We love musical composition apps at our school and it can be really exciting to see what the children come up with after just a few minutes. Recently during my class assembly I had a revelation of how composition could move beyond getting the tray of percussion instruments out form the back of the cupboard and hoping for the best. All the incidental music we played to accompany the story of The Prodigal son was composed and free-styled live by two members of our class using Figure and Garage Band. And then this week Brain Eno follows up his ground breaking Bloom app with Scape. This app is amazingly tactile and the output is consistently tranquil and unique each time. It’s a little expensive, but I think it’s worth it to give children the opportunity to create something that not only sounds original, but also looks like a piece of art. The screen in each composition is a rich collage of shapes, lines and patterns and really needs to be snapped and displayed Perhaps one route to explore with this app would be to do just that; pupils compose their track and take a screenshot of the background.
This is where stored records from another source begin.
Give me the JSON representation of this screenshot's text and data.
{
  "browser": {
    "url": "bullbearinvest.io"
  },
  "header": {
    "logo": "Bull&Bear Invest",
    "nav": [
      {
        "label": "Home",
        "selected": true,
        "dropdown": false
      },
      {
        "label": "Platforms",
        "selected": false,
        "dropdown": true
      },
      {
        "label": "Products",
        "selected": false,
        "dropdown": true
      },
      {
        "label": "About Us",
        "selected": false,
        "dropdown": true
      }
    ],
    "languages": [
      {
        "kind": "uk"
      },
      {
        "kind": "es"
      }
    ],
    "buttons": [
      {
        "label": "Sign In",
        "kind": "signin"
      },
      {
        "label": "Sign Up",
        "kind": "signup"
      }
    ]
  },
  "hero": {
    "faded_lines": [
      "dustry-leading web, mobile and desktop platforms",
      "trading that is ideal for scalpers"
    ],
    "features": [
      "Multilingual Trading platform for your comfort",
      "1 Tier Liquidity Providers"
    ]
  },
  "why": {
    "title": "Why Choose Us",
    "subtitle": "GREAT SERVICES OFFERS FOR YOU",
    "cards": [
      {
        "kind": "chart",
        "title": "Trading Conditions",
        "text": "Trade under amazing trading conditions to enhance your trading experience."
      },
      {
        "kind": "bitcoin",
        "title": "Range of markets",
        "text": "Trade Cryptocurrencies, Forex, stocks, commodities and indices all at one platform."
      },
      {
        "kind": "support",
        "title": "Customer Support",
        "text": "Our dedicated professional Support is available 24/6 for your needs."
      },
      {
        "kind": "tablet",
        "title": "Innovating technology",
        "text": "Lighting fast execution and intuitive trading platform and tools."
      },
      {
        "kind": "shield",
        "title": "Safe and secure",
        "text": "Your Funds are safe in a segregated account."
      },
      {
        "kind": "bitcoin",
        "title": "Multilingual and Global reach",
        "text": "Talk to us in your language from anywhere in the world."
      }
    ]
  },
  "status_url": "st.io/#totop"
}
These could be displayed alongside a QR code of their track.
I look forward to using Scape and will share my findings here.
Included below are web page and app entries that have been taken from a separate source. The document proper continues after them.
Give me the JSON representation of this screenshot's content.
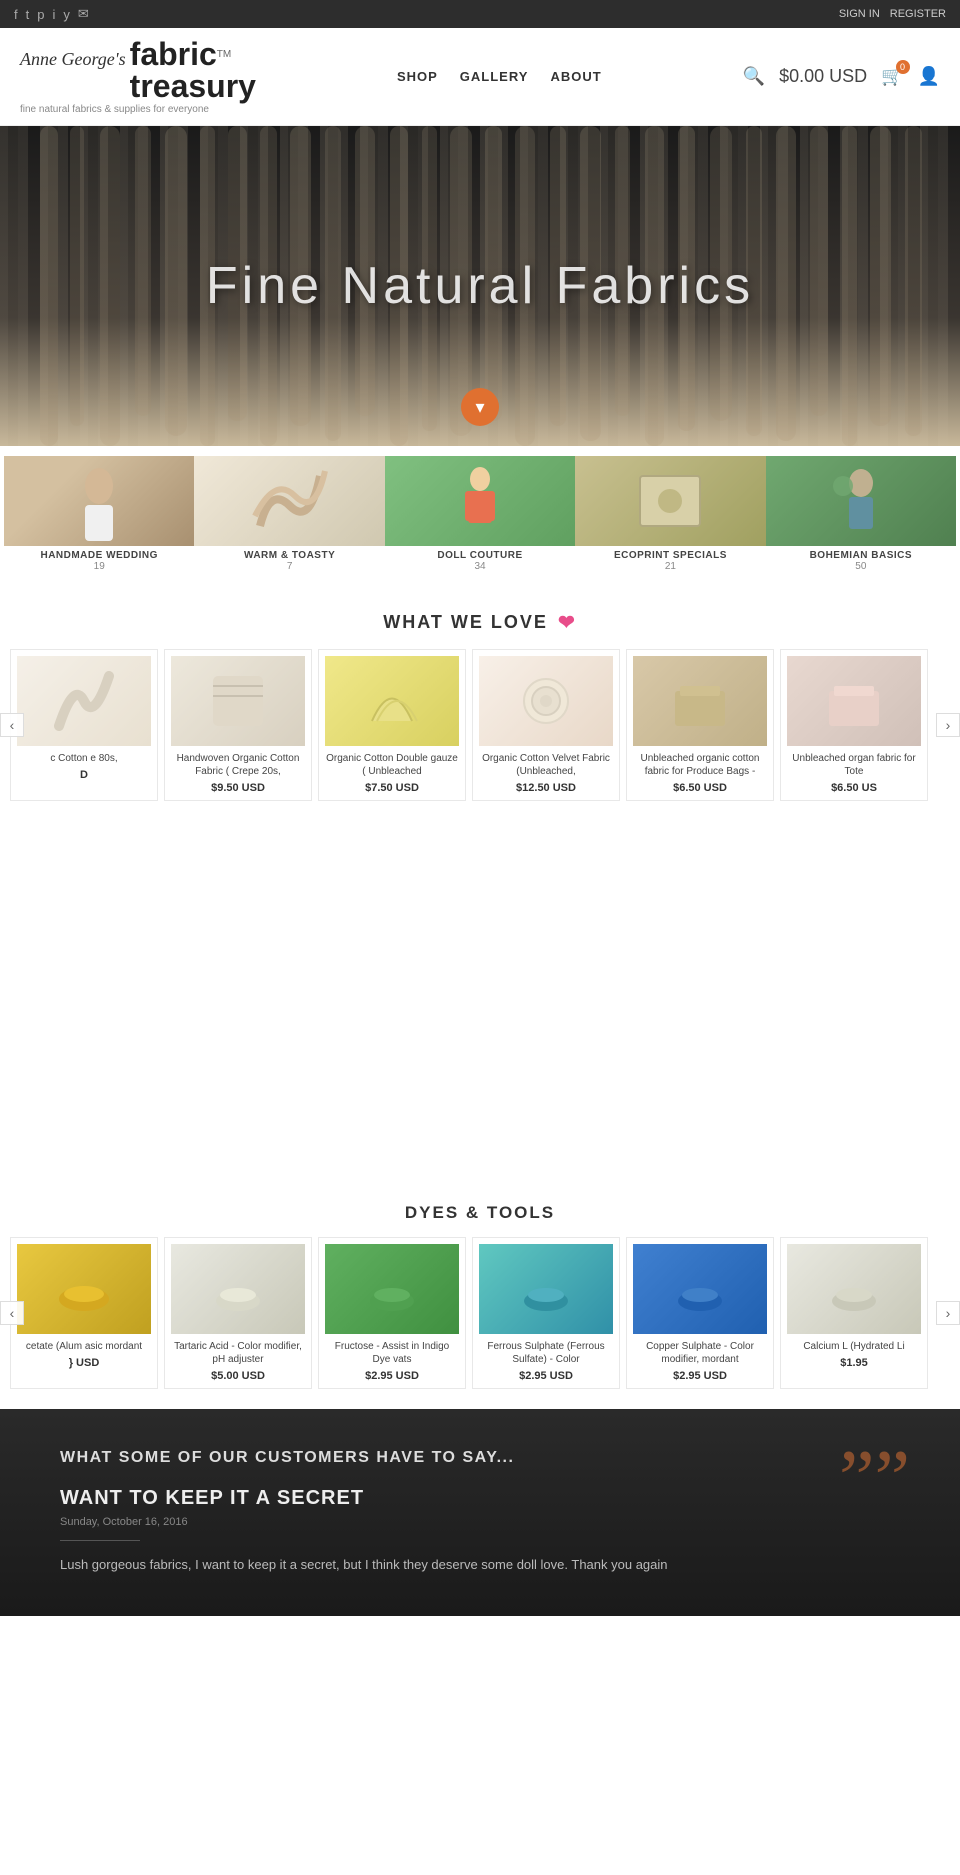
{
  "topbar": {
    "social": [
      "facebook",
      "twitter",
      "pinterest",
      "instagram",
      "youtube",
      "email"
    ],
    "auth": [
      "SIGN IN",
      "REGISTER"
    ]
  },
  "header": {
    "logo_script": "Anne George's",
    "logo_line1": "fabric",
    "logo_line2": "treasury",
    "logo_tm": "TM",
    "logo_sub": "fine natural fabrics & supplies for everyone",
    "nav": [
      "SHOP",
      "GALLERY",
      "ABOUT"
    ],
    "cart_price": "$0.00 USD",
    "cart_count": "0"
  },
  "hero": {
    "text": "Fine Natural Fabrics",
    "scroll_icon": "▾"
  },
  "categories": [
    {
      "name": "HANDMADE WEDDING",
      "count": "19",
      "img_class": "cat-woman"
    },
    {
      "name": "WARM & TOASTY",
      "count": "7",
      "img_class": "cat-fabric"
    },
    {
      "name": "DOLL COUTURE",
      "count": "34",
      "img_class": "cat-doll"
    },
    {
      "name": "ECOPRINT SPECIALS",
      "count": "21",
      "img_class": "cat-eco"
    },
    {
      "name": "BOHEMIAN BASICS",
      "count": "50",
      "img_class": "cat-outdoor"
    }
  ],
  "what_we_love": {
    "title": "WHAT WE LOVE",
    "arrow_left": "‹",
    "arrow_right": "›",
    "products": [
      {
        "name": "c Cotton e 80s,",
        "price": "D",
        "img_class": "pi-cream"
      },
      {
        "name": "Handwoven Organic Cotton Fabric ( Crepe 20s,",
        "price": "$9.50 USD",
        "img_class": "pi-cream2"
      },
      {
        "name": "Organic Cotton Double gauze ( Unbleached",
        "price": "$7.50 USD",
        "img_class": "pi-yellow"
      },
      {
        "name": "Organic Cotton Velvet Fabric (Unbleached,",
        "price": "$12.50 USD",
        "img_class": "pi-pale"
      },
      {
        "name": "Unbleached organic cotton fabric for Produce Bags -",
        "price": "$6.50 USD",
        "img_class": "pi-tan"
      },
      {
        "name": "Unbleached organ fabric for Tote",
        "price": "$6.50 US",
        "img_class": "pi-powder"
      }
    ]
  },
  "dyes_tools": {
    "title": "DYES & TOOLS",
    "arrow_left": "‹",
    "arrow_right": "›",
    "products": [
      {
        "name": "cetate (Alum asic mordant",
        "price": "} USD",
        "img_class": "pi-gold"
      },
      {
        "name": "Tartaric Acid - Color modifier, pH adjuster",
        "price": "$5.00 USD",
        "img_class": "pi-salt"
      },
      {
        "name": "Fructose - Assist in Indigo Dye vats",
        "price": "$2.95 USD",
        "img_class": "pi-green"
      },
      {
        "name": "Ferrous Sulphate (Ferrous Sulfate) - Color",
        "price": "$2.95 USD",
        "img_class": "pi-teal"
      },
      {
        "name": "Copper Sulphate - Color modifier, mordant",
        "price": "$2.95 USD",
        "img_class": "pi-blue"
      },
      {
        "name": "Calcium L (Hydrated Li",
        "price": "$1.95",
        "img_class": "pi-salt"
      }
    ]
  },
  "testimonials": {
    "section_title": "WHAT SOME OF OUR CUSTOMERS HAVE TO SAY...",
    "review_title": "WANT TO KEEP IT A SECRET",
    "review_date": "Sunday, October 16, 2016",
    "review_text": "Lush gorgeous fabrics, I want to keep it a secret, but I think they deserve some doll love. Thank you again",
    "quote_mark": "””"
  }
}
- Brian Eno on music that thinks for itself (wired.co.uk)
- Scape creates new age music on your iPad (tuaw.com)
- Brian Eno’s Scape Asks ‘Can Machines Create Original Music?’ (synthtopia.com)
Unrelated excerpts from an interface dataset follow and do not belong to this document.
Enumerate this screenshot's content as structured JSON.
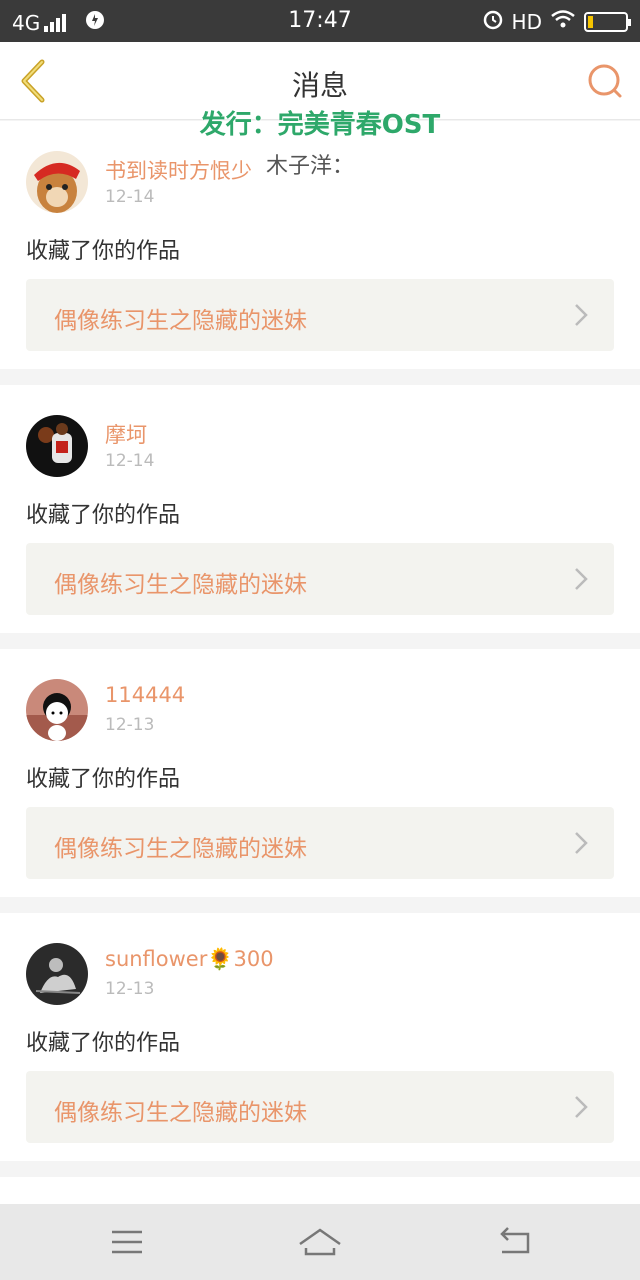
{
  "status_bar": {
    "network": "4G",
    "time": "17:47",
    "hd": "HD",
    "battery_level": 0.15
  },
  "header": {
    "title": "消息",
    "back_icon": "chevron-left-icon",
    "search_icon": "search-icon"
  },
  "overlay": {
    "line1": "发行：完美青春OST",
    "line2": "木子洋："
  },
  "messages": [
    {
      "username": "书到读时方恨少",
      "date": "12-14",
      "action": "收藏了你的作品",
      "work_title": "偶像练习生之隐藏的迷妹"
    },
    {
      "username": "摩坷",
      "date": "12-14",
      "action": "收藏了你的作品",
      "work_title": "偶像练习生之隐藏的迷妹"
    },
    {
      "username": "114444",
      "date": "12-13",
      "action": "收藏了你的作品",
      "work_title": "偶像练习生之隐藏的迷妹"
    },
    {
      "username": "sunflower🌻300",
      "date": "12-13",
      "action": "收藏了你的作品",
      "work_title": "偶像练习生之隐藏的迷妹"
    }
  ],
  "colors": {
    "accent": "#e9956a",
    "back_icon": "#c9a227",
    "lyric_green": "#2ea86a"
  },
  "bottom_nav": [
    "menu-icon",
    "home-icon",
    "back-icon"
  ]
}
- Brian Eno Back to Ambient Roots, in iPad App with Peter Chilvers, Upcoming Album (createdigitalmusic.com)
- Brian Eno and Peter Chilvers talk Scape, iPad apps and generative music (guardian.co.uk)